“Trololo man” becomes Internet sensation
From Kansas City to London, from Canada to Philippines – fans from around the globe have recently been responding to it, begging the 75 year-old baritone, Khil, to go on a world concert tour with his unorthodox hit, "I Am So Happy to Finally Be Back Home".
An official petition has even been launched and published on Facebook, referring to Eduard Khil as the “Trololo man”, and urging the singer to go on a tour with his “greatest song ever”.
Eduard Khil says the news of his global popularity was as much of a surprise for him as a snowfall in the middle of July.
“I found out about it from my 13-year-old grandson. He walked into the room humming the song – and I asked him: why are you singing it? He says: grandpa you're home drinking tea here, in the meantime everyone is singing your song on the internet,” he recalls.
Khil's signature style and optimism have proved infectious to the point where the Oscar-winning star of “Inglorious Basterds”, Austrian actor Christoph Waltz, performed his version of the Soviet hit when he recently appeared on the Jimmy Kimmel show.
The song is an evergreen, but in fact, it is called a “vocalization”, i.e., singing without words.
Khil told Russian online source Life News that initially the song was meant to go with the following lyrics: “I'm riding my mustang horse on the prairie, while my beloved Mary is a thousand miles away knitting my socks…” But in Soviet times, such lyrics would not have survived the harsh censorship, so Khil and the composer of the song, Arkady Ostrovsky, decided to get rid of any words at all.
“The song is very naughty – and since there are no words in it, it had to have something special to attract listeners, which is why it features a very interesting arrangement,” Khil was quoted as saying.
In an interview with “Komsomolskaya Pravda” newspaper, Eduard Khil told more about the song and his reaction to its sudden popularity.
After winning the International Youth Festival in Berlin in 1973, Eduard Khil went on a global tour, visiting 80 countries worldwide.
In the late 1980s – hard times for the Soviet state – Khil traveled to Europe and the US, performing for the Russian immigrants there: songs still beloved, halls still fully packed. Greater popularity came to Khil in Paris, with his shows at the “Rasputin” cabaret. There, in the French capital, his first CD “Le Temps de L'Amour” was released.

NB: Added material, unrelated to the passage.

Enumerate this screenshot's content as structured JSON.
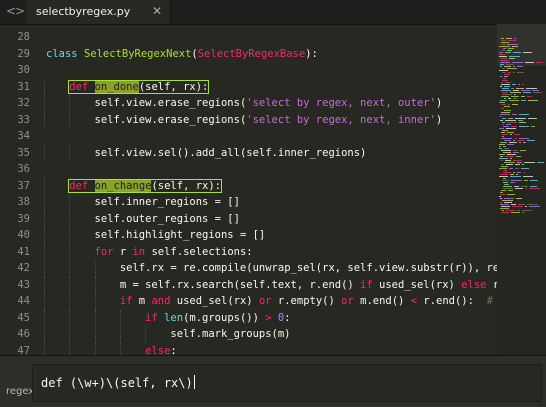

Some of his hits that excited the hearts of young Soviet ladies back in ’60s and ’70s are “Where the Fatherland Begins”, “Winter”, “At a Nameless Height”, “The Song Goes Round”, “Lumbermen”, “Moon Stone” and many more.